** Opening SUPPLIED ENTRIES block **

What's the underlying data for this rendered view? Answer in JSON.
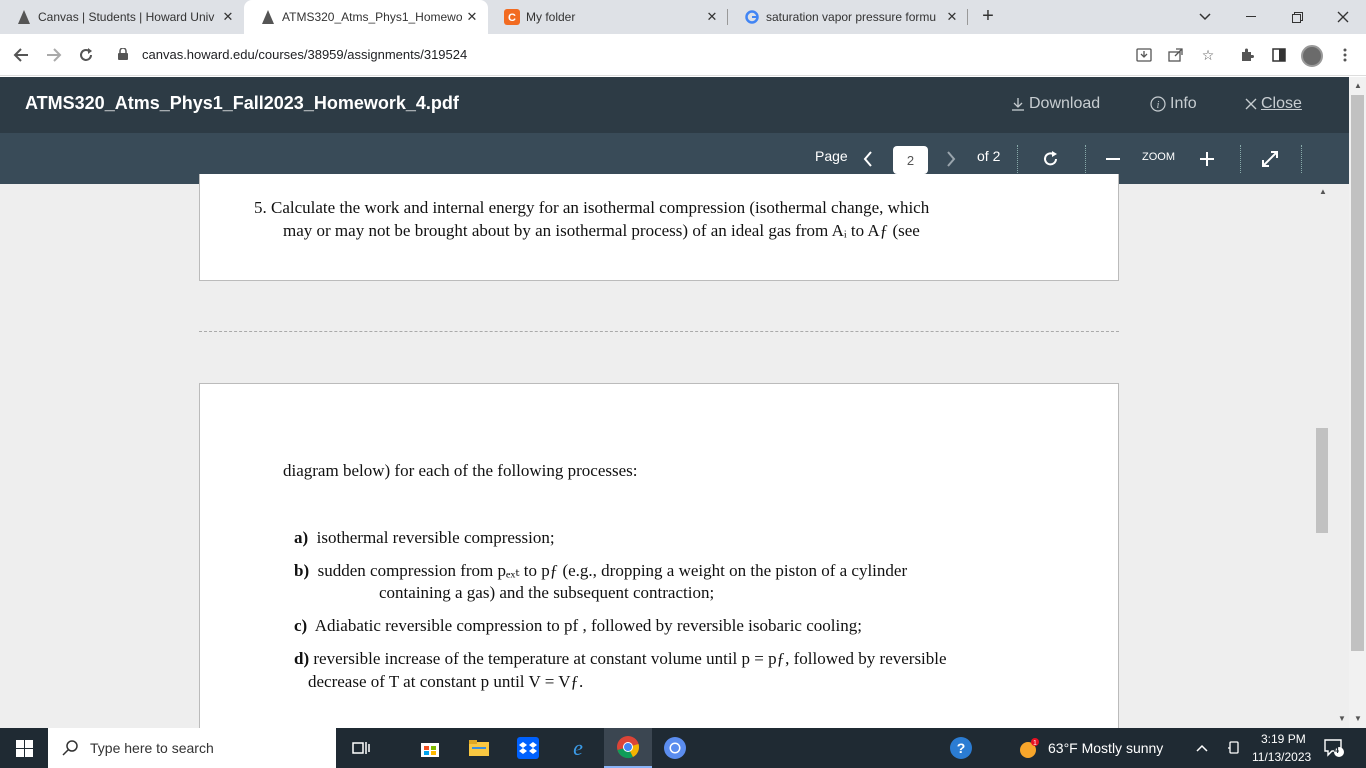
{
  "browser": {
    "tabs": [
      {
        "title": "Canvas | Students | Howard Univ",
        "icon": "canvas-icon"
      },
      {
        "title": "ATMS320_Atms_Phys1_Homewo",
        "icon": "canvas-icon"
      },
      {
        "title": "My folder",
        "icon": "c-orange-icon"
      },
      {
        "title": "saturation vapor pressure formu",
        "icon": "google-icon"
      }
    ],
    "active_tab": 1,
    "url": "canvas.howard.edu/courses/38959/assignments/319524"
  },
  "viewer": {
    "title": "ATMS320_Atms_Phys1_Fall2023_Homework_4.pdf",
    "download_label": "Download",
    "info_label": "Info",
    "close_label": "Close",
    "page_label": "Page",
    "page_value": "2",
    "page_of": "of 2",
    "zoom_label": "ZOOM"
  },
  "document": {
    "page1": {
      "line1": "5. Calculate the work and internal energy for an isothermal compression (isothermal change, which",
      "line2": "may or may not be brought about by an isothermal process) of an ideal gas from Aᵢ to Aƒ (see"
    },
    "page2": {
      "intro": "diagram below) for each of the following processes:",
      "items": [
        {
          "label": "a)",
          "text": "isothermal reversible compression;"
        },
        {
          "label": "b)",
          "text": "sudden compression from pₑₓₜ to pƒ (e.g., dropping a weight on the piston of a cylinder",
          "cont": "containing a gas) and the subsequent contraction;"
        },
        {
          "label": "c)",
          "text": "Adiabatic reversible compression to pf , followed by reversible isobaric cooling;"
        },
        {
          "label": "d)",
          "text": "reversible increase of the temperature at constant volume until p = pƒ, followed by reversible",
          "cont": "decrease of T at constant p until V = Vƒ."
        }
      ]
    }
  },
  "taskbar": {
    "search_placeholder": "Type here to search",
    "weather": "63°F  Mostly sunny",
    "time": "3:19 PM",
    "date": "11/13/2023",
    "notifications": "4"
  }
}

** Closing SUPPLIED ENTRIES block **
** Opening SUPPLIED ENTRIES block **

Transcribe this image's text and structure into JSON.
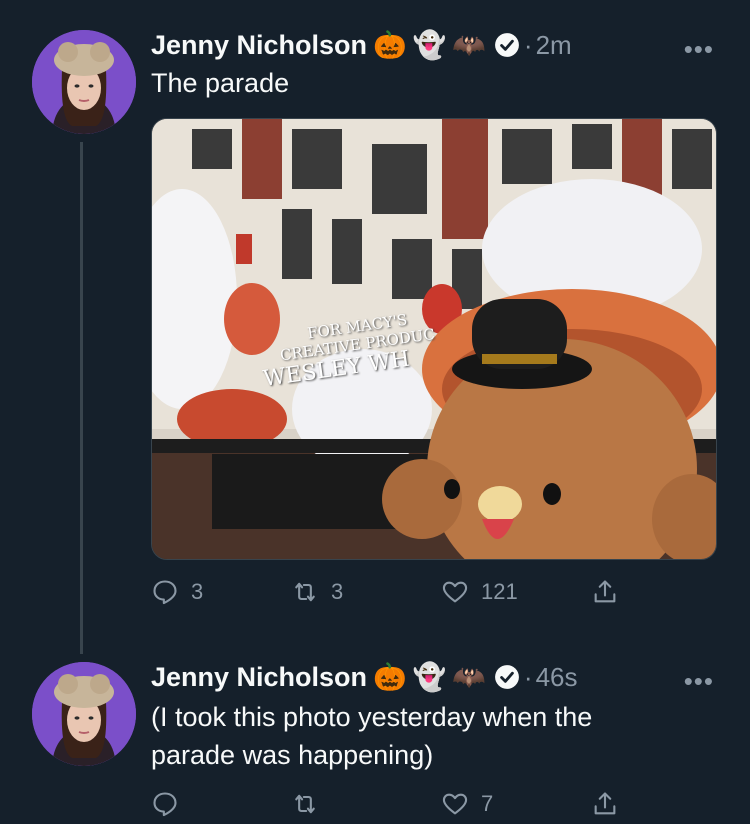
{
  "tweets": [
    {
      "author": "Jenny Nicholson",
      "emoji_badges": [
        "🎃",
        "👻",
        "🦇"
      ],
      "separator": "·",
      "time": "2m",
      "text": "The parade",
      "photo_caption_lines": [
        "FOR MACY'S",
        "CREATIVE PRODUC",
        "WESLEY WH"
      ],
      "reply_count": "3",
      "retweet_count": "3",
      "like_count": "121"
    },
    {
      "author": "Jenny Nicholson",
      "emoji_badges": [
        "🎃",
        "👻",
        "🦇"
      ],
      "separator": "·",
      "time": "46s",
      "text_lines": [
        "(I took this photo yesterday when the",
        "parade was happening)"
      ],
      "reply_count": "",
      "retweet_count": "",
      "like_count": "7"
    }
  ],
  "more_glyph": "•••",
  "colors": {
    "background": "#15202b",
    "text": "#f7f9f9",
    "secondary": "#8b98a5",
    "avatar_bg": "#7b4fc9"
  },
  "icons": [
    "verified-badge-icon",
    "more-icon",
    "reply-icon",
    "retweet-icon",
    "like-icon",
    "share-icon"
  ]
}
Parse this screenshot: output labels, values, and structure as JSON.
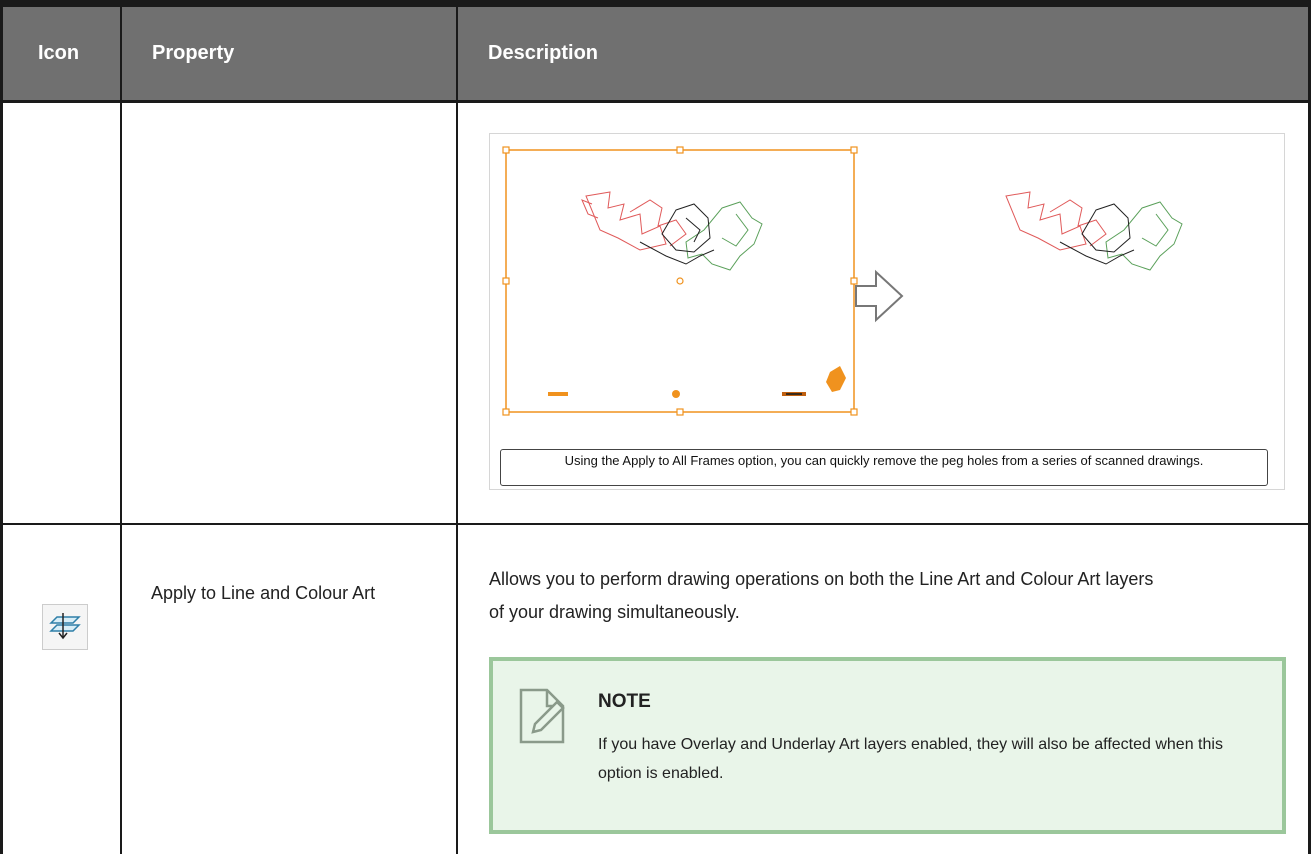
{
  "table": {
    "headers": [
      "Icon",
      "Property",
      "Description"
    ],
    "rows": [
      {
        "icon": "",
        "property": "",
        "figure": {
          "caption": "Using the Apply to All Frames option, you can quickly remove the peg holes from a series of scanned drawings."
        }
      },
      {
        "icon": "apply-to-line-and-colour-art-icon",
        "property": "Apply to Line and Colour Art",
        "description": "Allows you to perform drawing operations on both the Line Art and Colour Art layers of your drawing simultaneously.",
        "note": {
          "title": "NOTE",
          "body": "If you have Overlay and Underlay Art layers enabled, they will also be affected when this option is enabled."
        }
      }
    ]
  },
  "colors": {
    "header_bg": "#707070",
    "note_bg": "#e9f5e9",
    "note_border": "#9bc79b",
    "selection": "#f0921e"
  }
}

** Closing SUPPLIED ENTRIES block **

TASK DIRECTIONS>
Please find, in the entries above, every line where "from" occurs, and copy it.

RESULT>
      "line2": "may or may not be brought about by an isothermal process) of an ideal gas from Aᵢ to Aƒ (see"
          "text": "sudden compression from pₑₓₜ to pƒ (e.g., dropping a weight on the piston of a cylinder",
          "caption": "Using the Apply to All Frames option, you can quickly remove the peg holes from a series of scanned drawings."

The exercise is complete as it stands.